Patients with heart failure (46% were black, 33% Hispanic, 15% white, 6% "other"; 54% didn't have a high school education) at four hospitals were randomized into either a "usual care" group (n = 203) or a nurse management group (n = 203). In the latter group, nurses taught patients about the physiology of heart failure, the relationship of sodium intake to fluid buildup and shortness of breath, and how to follow a low-sodium diet. Nurses also discussed adherence to medication regimens, physical activity, smoking cessation, and avoiding alcohol. They gave patients a scale and taught them to weigh themselves daily, record their weight, and call their clinician if symptoms got worse. An initial meeting was followed by regular phone calls from the nurse over 12 months for further counseling and reinforcement.

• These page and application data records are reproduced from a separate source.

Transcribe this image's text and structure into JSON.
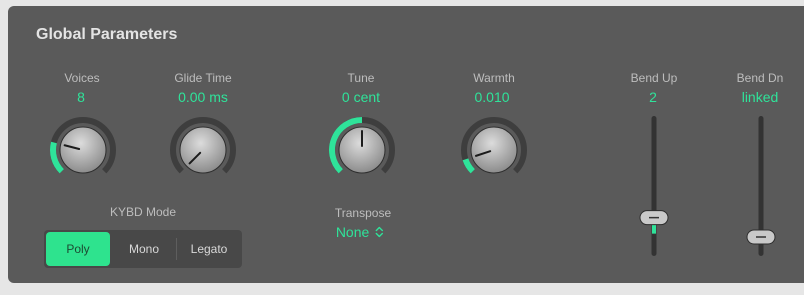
{
  "panel": {
    "title": "Global Parameters"
  },
  "knobs": {
    "voices": {
      "label": "Voices",
      "value": "8",
      "fraction": 0.22
    },
    "glide_time": {
      "label": "Glide Time",
      "value": "0.00 ms",
      "fraction": 0.0
    },
    "tune": {
      "label": "Tune",
      "value": "0 cent",
      "fraction": 0.5
    },
    "warmth": {
      "label": "Warmth",
      "value": "0.010",
      "fraction": 0.1
    }
  },
  "kybd_mode": {
    "label": "KYBD Mode",
    "options": [
      "Poly",
      "Mono",
      "Legato"
    ],
    "selected": "Poly"
  },
  "transpose": {
    "label": "Transpose",
    "value": "None",
    "icon": "up-down-chevron-icon"
  },
  "sliders": {
    "bend_up": {
      "label": "Bend Up",
      "value": "2",
      "fraction": 0.16
    },
    "bend_dn": {
      "label": "Bend Dn",
      "value": "linked",
      "fraction": 0.0
    }
  },
  "colors": {
    "accent": "#2fe39a",
    "background": "#5a5a5a",
    "label": "#bdbdbd"
  }
}
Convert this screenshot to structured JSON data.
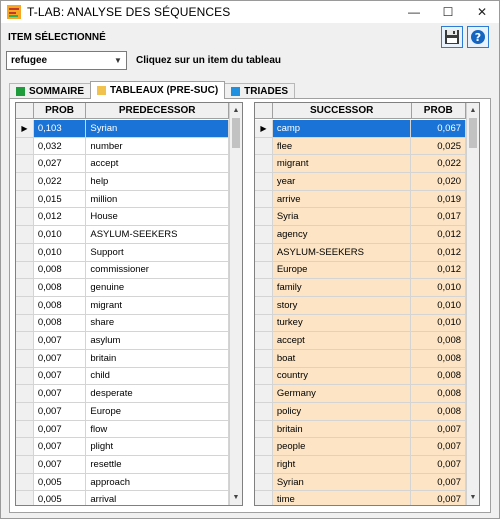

Nurses coordinated care with the treating physician and made medication recommendations according to an evidence-based protocol.


At the end of 12 months, there were fewer hospitalizations in the intervention group (143 versus 180), and patients in that group maintained physical functioning at the "slightly impaired" level, compared with the usual care group, whose physical function declined to "markedly impaired." At the end of the year, patients who had received the intervention began to lose function at the same rate as patients in the usual care group. The authors concluded that a nurse-led, evidence-based protocol "can improve functioning and modestly reduce hospitalizations" in predominately minority ambulatory care patients who have systolic dysfunction and a low level of education. They also noted that "[c]ontinued contact with a nurse seemed to be needed to maintain the intervention's effect."


Fran Mennick, BSN, RN


Sisk JE, et al. Ann Intern Med 2006;145(4): 273-83.



Vermont hospitals must now disclose nurse staffing information. As of July 6, hospitals in the state must publicly post-and provide verbally to patients and callers upon request-the maximum patient census and the numbers of licensed nurses and nursing assistants providing direct patient care on each unit for each shift. Hospitals must also compare their nurse staffing to industry safety standards in their community reports. According to the American Nurses Association, more than 80 bills related to staffing issues have been introduced into state legislatures this year.



RNs who act as permanent "charge" nurses can be considered supervisors-and therefore ineligible for union protection-according to a ruling on October 3 by the National Labor Relations Board (NLRB) involving nurses at Oakwood Heritage Hospital in Taylor, Michigan. The three-to-two decision said RNs "exercised supervisory authority" when assigning RNs to care for specific patients. The NLRB rule did exclude nurses who act as a "rotating charge nurse" from being classified as supervisors because that duty didn't account for a "substantial" part of their work. According to several nursing unions, the effects may be far reaching and disastrous, if nurses without union protection against firing are afraid to speak out against poor conditions and unsafe practices. Read the ruling at


HIV screening for all patients, 13 to 64 years of age, regardless of risk is the new guideline issued by the Centers for Disease Control and Prevention (CDC) in September. Testing is not mandatory, but the CDC suggests that providers make it a routine part of health screening, telling patients that they may "opt out" if they wish. The revised guidelines are available at